I don't often make it to the Vieux Carre on Saturday afternoons. I should make it a point to do so -- even with the masses of tourists, it's my favorite day to go downtown. I met with a friend today at Cafe Envie, an open-air coffee shop on a corner, and I'm so very thankful we chose to meet downtown. There was a small festival across the street at the old U.S. Mint, and the salsa and merengue music was infectious. I wanted to dance in the streets! It was a gorgeous, cool, breezy day, and after our meeting we wandered through a few thrift stores and down to Jackson Square to visit a friend who was selling his art. All the artists, street performers, and psychics were spread around the Square walkways, and I was grateful that I only had $3 in my wallet or else I would have purchased several pieces. I wish I could put the Quarter into words. It's old worlde and new, artistic and messy, all structured by the simplicity of a grid. It's a charming place. I love that I can't go two blocks there without experiencing live music, the smells of fresh seafood, and puppy kisses.
Once upon a time, I fell in love with this city. I fell in love with a girl, simultaneously, and for a long time I think I confused the two. I thought of this city as hers -- or ours -- in a lot of ways. When we broke up, I grieved that attachment. But part of the challenge (and the delight) of the last few months has been my own process of rediscovery. I'm finding that fried plantains are just as good without her. The streets shine just as much in the wake of an afternoon rainstorm. The Pontchartrain still calls to me when I'm feeling lost and lonely. I love a beer at three in the morning -- maybe even more so than I did before -- on the porch surrounded by friends.
I have a nasty tendency to nest and hole up at home when I'm in relationships.
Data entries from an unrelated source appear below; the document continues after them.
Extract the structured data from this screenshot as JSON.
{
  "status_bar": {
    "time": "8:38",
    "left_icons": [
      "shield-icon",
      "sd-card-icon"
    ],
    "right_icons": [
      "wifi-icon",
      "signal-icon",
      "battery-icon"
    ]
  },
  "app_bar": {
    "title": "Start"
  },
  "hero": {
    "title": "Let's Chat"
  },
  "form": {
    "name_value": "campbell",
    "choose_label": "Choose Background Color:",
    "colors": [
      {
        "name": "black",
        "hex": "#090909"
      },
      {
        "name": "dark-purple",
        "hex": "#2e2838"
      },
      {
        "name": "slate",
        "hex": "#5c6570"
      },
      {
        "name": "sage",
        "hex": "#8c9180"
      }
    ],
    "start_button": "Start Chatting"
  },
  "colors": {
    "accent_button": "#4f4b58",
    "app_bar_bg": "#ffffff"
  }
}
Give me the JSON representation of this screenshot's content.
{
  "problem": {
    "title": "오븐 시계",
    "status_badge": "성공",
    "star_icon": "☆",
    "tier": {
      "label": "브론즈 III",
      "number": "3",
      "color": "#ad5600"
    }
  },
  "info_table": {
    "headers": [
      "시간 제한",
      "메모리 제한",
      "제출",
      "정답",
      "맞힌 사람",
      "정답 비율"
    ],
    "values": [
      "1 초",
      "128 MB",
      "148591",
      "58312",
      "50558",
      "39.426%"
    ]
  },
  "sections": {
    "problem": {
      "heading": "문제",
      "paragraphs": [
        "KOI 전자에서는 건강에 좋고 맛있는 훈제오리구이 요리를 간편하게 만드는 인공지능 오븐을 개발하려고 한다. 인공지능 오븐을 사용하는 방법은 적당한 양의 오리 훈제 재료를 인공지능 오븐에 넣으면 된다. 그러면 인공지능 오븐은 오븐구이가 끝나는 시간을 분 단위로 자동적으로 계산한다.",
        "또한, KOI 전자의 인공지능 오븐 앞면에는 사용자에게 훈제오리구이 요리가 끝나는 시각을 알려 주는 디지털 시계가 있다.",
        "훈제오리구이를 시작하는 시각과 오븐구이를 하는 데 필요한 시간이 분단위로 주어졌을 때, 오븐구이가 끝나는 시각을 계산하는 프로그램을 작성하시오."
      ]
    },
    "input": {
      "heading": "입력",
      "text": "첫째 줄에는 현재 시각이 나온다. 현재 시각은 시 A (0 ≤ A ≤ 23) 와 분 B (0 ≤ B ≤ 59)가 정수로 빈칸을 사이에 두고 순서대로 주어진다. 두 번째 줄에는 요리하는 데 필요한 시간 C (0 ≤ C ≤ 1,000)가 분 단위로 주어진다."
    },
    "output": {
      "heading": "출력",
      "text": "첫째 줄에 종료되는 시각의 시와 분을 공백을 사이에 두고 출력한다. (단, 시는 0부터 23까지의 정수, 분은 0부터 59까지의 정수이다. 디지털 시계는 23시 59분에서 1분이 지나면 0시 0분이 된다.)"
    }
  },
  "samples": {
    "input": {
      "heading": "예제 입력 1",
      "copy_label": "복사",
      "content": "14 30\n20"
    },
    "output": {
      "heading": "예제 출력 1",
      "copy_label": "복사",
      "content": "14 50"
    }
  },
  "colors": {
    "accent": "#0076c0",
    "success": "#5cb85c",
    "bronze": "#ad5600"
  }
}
Partially, that's because I keep so busy -- always going with work and school and volunteer projects and queer events and... -- that when I get a free moment, I want to spend it with whomever I'm dating. When I'm single, my priorities change, and I redirect that energy toward a social life. I look outward, instead of inward. I've met so many amazing people in NOLA because I'm taking chances, spending time building relationships, and connecting into the people that have become a transient, local family to me. I've had several people ask if I'm "dating" -- but the truth is, I don't want to. I don't want a partner. I don't want to pour energy into looking for one. I want to wander, dance in the streets, and enjoy what it means to wake up alone. I want to touch on each museum, each festival. I want to try all the foods (!) and I want to paint in the park. I want to dance on the bar and drink in alleyways. As a friend (or her mother) says, "being alone doesn't mean being lonely." It just means... being.